The History of Brenau University, 1878 – 2013 A Study of Student, Faculty, and Staff Negotiation to Shape the Collegiate Experience By Charles H. “Trey” Wilson III


Around 1950, roughly 300 women’s colleges scattered throughout the United States offered thousands of young women access to higher education. By 2012, only 47 remained, the rest having closed or become coeducational. Located in north Georgia, the Women’s College of Brenau University, a private, non-denominational liberal arts institution, endures and has educated students since its founding in 1878. The History of Brenau University, 1878 – 2012: A Study of Student, Faculty, and Staff Negotiation to Shape the Collegiate Experience tells Brenau’s story. This book locates the Women’s College in the higher education universe by examining such themes as the historical demographics of Brenau’s students and personnel, the evolution of academics at the College, the development of policies on desegregation, the evolution of physical space on campus, the history of student organizations (including secret societies) and rules at Brenau, and the development of athletics at the College. Inquiries into these themes are framed around a concept of college as being a “negotiated space.” This idea suggests that the overall experience of any college or university is constructed in a process of informal, at-a-distance negotiation between two key groups, an institution’s students and its personnel.

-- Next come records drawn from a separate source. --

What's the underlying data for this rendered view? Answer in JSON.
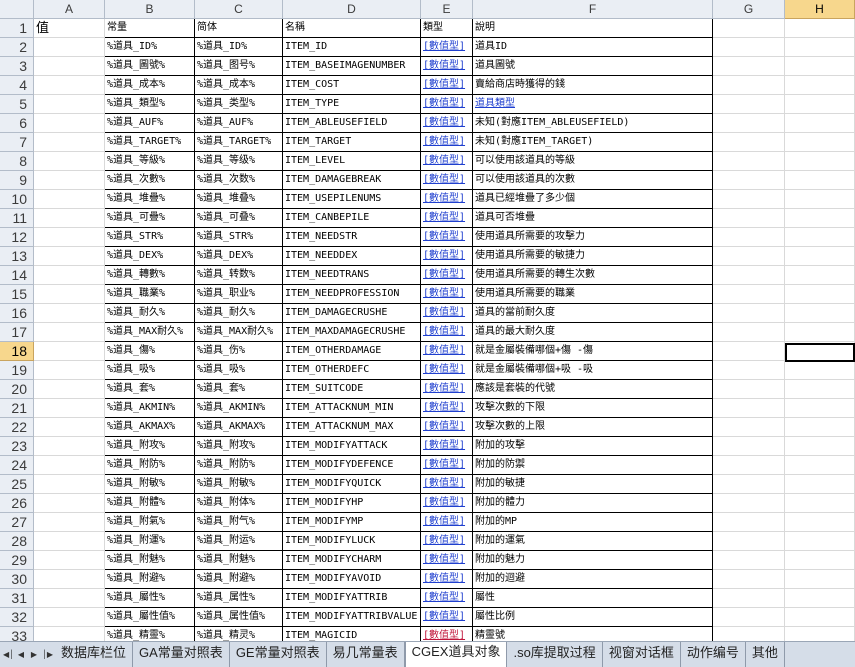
{
  "columns": [
    "A",
    "B",
    "C",
    "D",
    "E",
    "F",
    "G",
    "H"
  ],
  "selected_column": "H",
  "selected_row": "18",
  "header_row": {
    "a": "值",
    "b": "常量",
    "c": "简体",
    "d": "名稱",
    "e": "類型",
    "f": "說明"
  },
  "rows": [
    {
      "n": "2",
      "b": "%道具_ID%",
      "c": "%道具_ID%",
      "d": "ITEM_ID",
      "e": "[數值型]",
      "f": "道具ID"
    },
    {
      "n": "3",
      "b": "%道具_圖號%",
      "c": "%道具_图号%",
      "d": "ITEM_BASEIMAGENUMBER",
      "e": "[數值型]",
      "f": "道具圖號"
    },
    {
      "n": "4",
      "b": "%道具_成本%",
      "c": "%道具_成本%",
      "d": "ITEM_COST",
      "e": "[數值型]",
      "f": "賣給商店時獲得的錢"
    },
    {
      "n": "5",
      "b": "%道具_類型%",
      "c": "%道具_类型%",
      "d": "ITEM_TYPE",
      "e": "[數值型]",
      "f": "道具類型",
      "f_link": true
    },
    {
      "n": "6",
      "b": "%道具_AUF%",
      "c": "%道具_AUF%",
      "d": "ITEM_ABLEUSEFIELD",
      "e": "[數值型]",
      "f": "未知(對應ITEM_ABLEUSEFIELD)"
    },
    {
      "n": "7",
      "b": "%道具_TARGET%",
      "c": "%道具_TARGET%",
      "d": "ITEM_TARGET",
      "e": "[數值型]",
      "f": "未知(對應ITEM_TARGET)"
    },
    {
      "n": "8",
      "b": "%道具_等級%",
      "c": "%道具_等级%",
      "d": "ITEM_LEVEL",
      "e": "[數值型]",
      "f": "可以使用該道具的等級"
    },
    {
      "n": "9",
      "b": "%道具_次數%",
      "c": "%道具_次数%",
      "d": "ITEM_DAMAGEBREAK",
      "e": "[數值型]",
      "f": "可以使用該道具的次數"
    },
    {
      "n": "10",
      "b": "%道具_堆疊%",
      "c": "%道具_堆叠%",
      "d": "ITEM_USEPILENUMS",
      "e": "[數值型]",
      "f": "道具已經堆疊了多少個"
    },
    {
      "n": "11",
      "b": "%道具_可疊%",
      "c": "%道具_可叠%",
      "d": "ITEM_CANBEPILE",
      "e": "[數值型]",
      "f": "道具可否堆疊"
    },
    {
      "n": "12",
      "b": "%道具_STR%",
      "c": "%道具_STR%",
      "d": "ITEM_NEEDSTR",
      "e": "[數值型]",
      "f": "使用道具所需要的攻擊力"
    },
    {
      "n": "13",
      "b": "%道具_DEX%",
      "c": "%道具_DEX%",
      "d": "ITEM_NEEDDEX",
      "e": "[數值型]",
      "f": "使用道具所需要的敏捷力"
    },
    {
      "n": "14",
      "b": "%道具_轉數%",
      "c": "%道具_转数%",
      "d": "ITEM_NEEDTRANS",
      "e": "[數值型]",
      "f": "使用道具所需要的轉生次數"
    },
    {
      "n": "15",
      "b": "%道具_職業%",
      "c": "%道具_职业%",
      "d": "ITEM_NEEDPROFESSION",
      "e": "[數值型]",
      "f": "使用道具所需要的職業"
    },
    {
      "n": "16",
      "b": "%道具_耐久%",
      "c": "%道具_耐久%",
      "d": "ITEM_DAMAGECRUSHE",
      "e": "[數值型]",
      "f": "道具的當前耐久度"
    },
    {
      "n": "17",
      "b": "%道具_MAX耐久%",
      "c": "%道具_MAX耐久%",
      "d": "ITEM_MAXDAMAGECRUSHE",
      "e": "[數值型]",
      "f": "道具的最大耐久度"
    },
    {
      "n": "18",
      "b": "%道具_傷%",
      "c": "%道具_伤%",
      "d": "ITEM_OTHERDAMAGE",
      "e": "[數值型]",
      "f": "就是金屬裝備哪個+傷 -傷"
    },
    {
      "n": "19",
      "b": "%道具_吸%",
      "c": "%道具_吸%",
      "d": "ITEM_OTHERDEFC",
      "e": "[數值型]",
      "f": "就是金屬裝備哪個+吸 -吸"
    },
    {
      "n": "20",
      "b": "%道具_套%",
      "c": "%道具_套%",
      "d": "ITEM_SUITCODE",
      "e": "[數值型]",
      "f": "應該是套裝的代號"
    },
    {
      "n": "21",
      "b": "%道具_AKMIN%",
      "c": "%道具_AKMIN%",
      "d": "ITEM_ATTACKNUM_MIN",
      "e": "[數值型]",
      "f": "攻擊次數的下限"
    },
    {
      "n": "22",
      "b": "%道具_AKMAX%",
      "c": "%道具_AKMAX%",
      "d": "ITEM_ATTACKNUM_MAX",
      "e": "[數值型]",
      "f": "攻擊次數的上限"
    },
    {
      "n": "23",
      "b": "%道具_附攻%",
      "c": "%道具_附攻%",
      "d": "ITEM_MODIFYATTACK",
      "e": "[數值型]",
      "f": "附加的攻擊"
    },
    {
      "n": "24",
      "b": "%道具_附防%",
      "c": "%道具_附防%",
      "d": "ITEM_MODIFYDEFENCE",
      "e": "[數值型]",
      "f": "附加的防禦"
    },
    {
      "n": "25",
      "b": "%道具_附敏%",
      "c": "%道具_附敏%",
      "d": "ITEM_MODIFYQUICK",
      "e": "[數值型]",
      "f": "附加的敏捷"
    },
    {
      "n": "26",
      "b": "%道具_附體%",
      "c": "%道具_附体%",
      "d": "ITEM_MODIFYHP",
      "e": "[數值型]",
      "f": "附加的體力"
    },
    {
      "n": "27",
      "b": "%道具_附氣%",
      "c": "%道具_附气%",
      "d": "ITEM_MODIFYMP",
      "e": "[數值型]",
      "f": "附加的MP"
    },
    {
      "n": "28",
      "b": "%道具_附運%",
      "c": "%道具_附运%",
      "d": "ITEM_MODIFYLUCK",
      "e": "[數值型]",
      "f": "附加的運氣"
    },
    {
      "n": "29",
      "b": "%道具_附魅%",
      "c": "%道具_附魅%",
      "d": "ITEM_MODIFYCHARM",
      "e": "[數值型]",
      "f": "附加的魅力"
    },
    {
      "n": "30",
      "b": "%道具_附避%",
      "c": "%道具_附避%",
      "d": "ITEM_MODIFYAVOID",
      "e": "[數值型]",
      "f": "附加的迴避"
    },
    {
      "n": "31",
      "b": "%道具_屬性%",
      "c": "%道具_属性%",
      "d": "ITEM_MODIFYATTRIB",
      "e": "[數值型]",
      "f": "屬性"
    },
    {
      "n": "32",
      "b": "%道具_屬性值%",
      "c": "%道具_属性值%",
      "d": "ITEM_MODIFYATTRIBVALUE",
      "e": "[數值型]",
      "f": "屬性比例"
    },
    {
      "n": "33",
      "b": "%道具_精靈%",
      "c": "%道具_精灵%",
      "d": "ITEM_MAGICID",
      "e": "[數值型]",
      "f": "精靈號",
      "e_red": true
    }
  ],
  "sheet_tabs": [
    {
      "label": "数据库栏位",
      "active": false
    },
    {
      "label": "GA常量对照表",
      "active": false
    },
    {
      "label": "GE常量对照表",
      "active": false
    },
    {
      "label": "易几常量表",
      "active": false
    },
    {
      "label": "CGEX道具对象",
      "active": true
    },
    {
      "label": ".so库提取过程",
      "active": false
    },
    {
      "label": "视窗对话框",
      "active": false
    },
    {
      "label": "动作编号",
      "active": false
    },
    {
      "label": "其他",
      "active": false
    }
  ],
  "nav_icons": [
    "first-sheet-icon",
    "prev-sheet-icon",
    "next-sheet-icon",
    "last-sheet-icon"
  ]
}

Compared to other topics within the field of the history of higher education, relatively few institutional histories shed light on Southern women’s colleges. Moreover, of the handful of such studies that do exist, few are truly recent and none emphasize student agency. The History of Brenau University 1878 – 2012 asks and answers many questions important to better understanding a women’s college. In addition, this book also serves as a case study for observing the process of student, faculty, and staff negotiation to shape the collegiate experience.

The History of Brenau University, 1878 – 2012 makes several unique and important contributions to the history of higher education. College and university histories are popular since they tend to utilize rich archival sources to explain how and why these crucial institutions within American society have become what they are. This book is the first such comprehensive history written about Brenau, despite the fact that the institution is 135 years old and has long figured prominently in the life of its region. The book’s insights are particularly important because Brenau is not just any institution—it is one of only a few thriving women’s colleges. Better understanding such schools may help kindred institutions to prosper. Moreover, some insights about Brenau are important because they represent “firsts” for a women’s college in the region. Brenau innovated when it came to intercollegiate athletics, student governance, and curriculum development, among other things. Finally, The History of Brenau University, 1878 – 2012 is a refreshingly unorthodox history because it places students and their interactions with College personnel at center-stage and avoids presenting an arid, decade by decade chronology of the life of a place. This book is organized instead around themes encompassing all aspects of the college experience.